Another way of describing this experience I’ve found helpful lately is to envision everything as energy—patterns of energy, constantly flowing, shifting, evolving patterns of energy. Ego is equated with struggle, with trying to force our virtual, imaginary version of life onto these self-existing patterns of energy.
Another relevant Buddhist teaching on this issue is that of effortlessness. It doesn’t mean laziness or lack of effort. It has something to do with surrendering the struggle and resistance and recognizing, aligning, and harmonizing with the existing energies. I also like to think of this as learning to settle into the still center, a place many of us have visited briefly at various times that keeps calling us back. This is the place that provokes phrases like “the peace that passeth all understanding.” That’s a good one. It implies that if you can ‘understand’ it, that ain’t it.
If you’ve read my book or any of my other writings you know that I can’t help relating all this back to the planetary condition. Again, by many accounts and much evidence, we’re in an unprecedented time of karmic completion and extremely rapid change. As a lot of us see it, there is a kind of download underway in which unenlightened, dysfunctional views and behaviors are being challenged, overturned, and healed. A new, saner set of morphic fields is being introduced and is spreading rapidly around the planet, though not to all at this time of course. The transformation is seeping down through various levels. There’s an image of walking in a fine mist. We don’t realize we’re getting wet but eventually we discover we’re soaked.

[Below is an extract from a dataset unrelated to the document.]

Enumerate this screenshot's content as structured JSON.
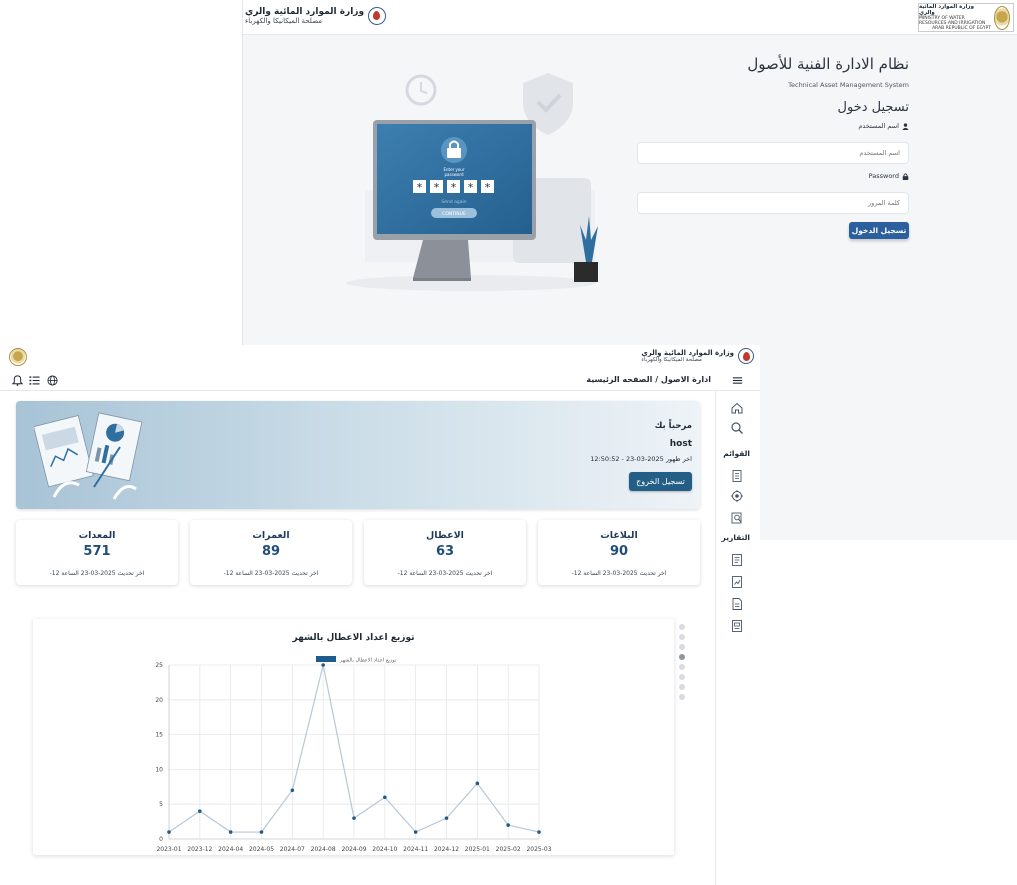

By way of concluding, it seems that we’re all in the same situation, beguiled and befuddled by the illusion of separateness, with the promise before us of awakening to our true nature as interpenetrating points of living light dancing in harmony with the ever-flowing energies all around us. I suggest that this is an understanding whose time has come on this planet. Let us pray brothers and sisters.